Fourth edition. February 2014.
The United Nations: Challenges and Change introduces students to the debates about the role of the UN in the world. Today, the United Nations is at the center of world affairs. With 193 member states and a vast network of global agencies, the UN's work includes trying to end civil wars,most recently in Syria, enact environmental regulation, and coordinate efforts to alleviate poverty. Since Franklin Roosevelt led the creation of the UN, the United States has provided leadership and had unmatched influence within the United Nations. Today, as the international community debates changes to the UN, the United States must consider the role it will play within the organization and the role it should have in international affairs.
A series of readings trace the emergence of the League of Nations to the formation of the United Nations. Students will examine the UN's role in the world through an evaluation of three areas of UN work: the Security Council, peacekeeping, and the Human Rights. Each of these sections draws on case studies to foster thoughtful consideration of the UN's achievements and shortcomings.
The Choices Role Play
The three distinct policy options are grounded in a clearly defined philosophy about the United Nations and the U.S. role in the world. By exploring a broad spectrum of alternatives, students gain a deeper understanding of the competing values and assumptions that frame the debate on the role of the United States in the world and its relationship with the UN.
Power and Representation in the United Nations
After compiling and organizing data, students consider issues of geographic representation and power on the Security Council. Students then consider Saudi Arabia's recent decision to reject a seat on the Security Council.
Writing a Charter
To comprehend the complexities of constructing a "founding document," students write a charter for a hypothetical high school sports conference.
Role-Playing a UN Decision
Taking on roles of UN member states, students weigh in on possible responses to a hypothetical crisis and evaluate the UN decision-making process from multiple perspectives.
Role-Playing the Three Options
Working cooperatively to develop and present different policy options to U.S. Senators, students are able to clarify and evaluate alternative U.S. policy recommendations.

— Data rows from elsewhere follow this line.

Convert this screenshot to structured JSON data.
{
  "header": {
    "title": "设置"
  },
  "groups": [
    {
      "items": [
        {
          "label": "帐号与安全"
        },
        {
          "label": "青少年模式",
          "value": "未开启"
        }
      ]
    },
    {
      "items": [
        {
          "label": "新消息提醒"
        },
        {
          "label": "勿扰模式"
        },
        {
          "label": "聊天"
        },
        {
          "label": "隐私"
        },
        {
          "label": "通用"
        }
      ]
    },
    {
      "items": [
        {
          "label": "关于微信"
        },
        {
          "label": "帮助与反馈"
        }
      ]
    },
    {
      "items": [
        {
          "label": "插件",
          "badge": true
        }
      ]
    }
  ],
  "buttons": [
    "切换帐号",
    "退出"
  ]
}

Responding to Crisis
Students examine the crisis of the civil war in Syria and work in small groups to consider both the UN and U.S. response.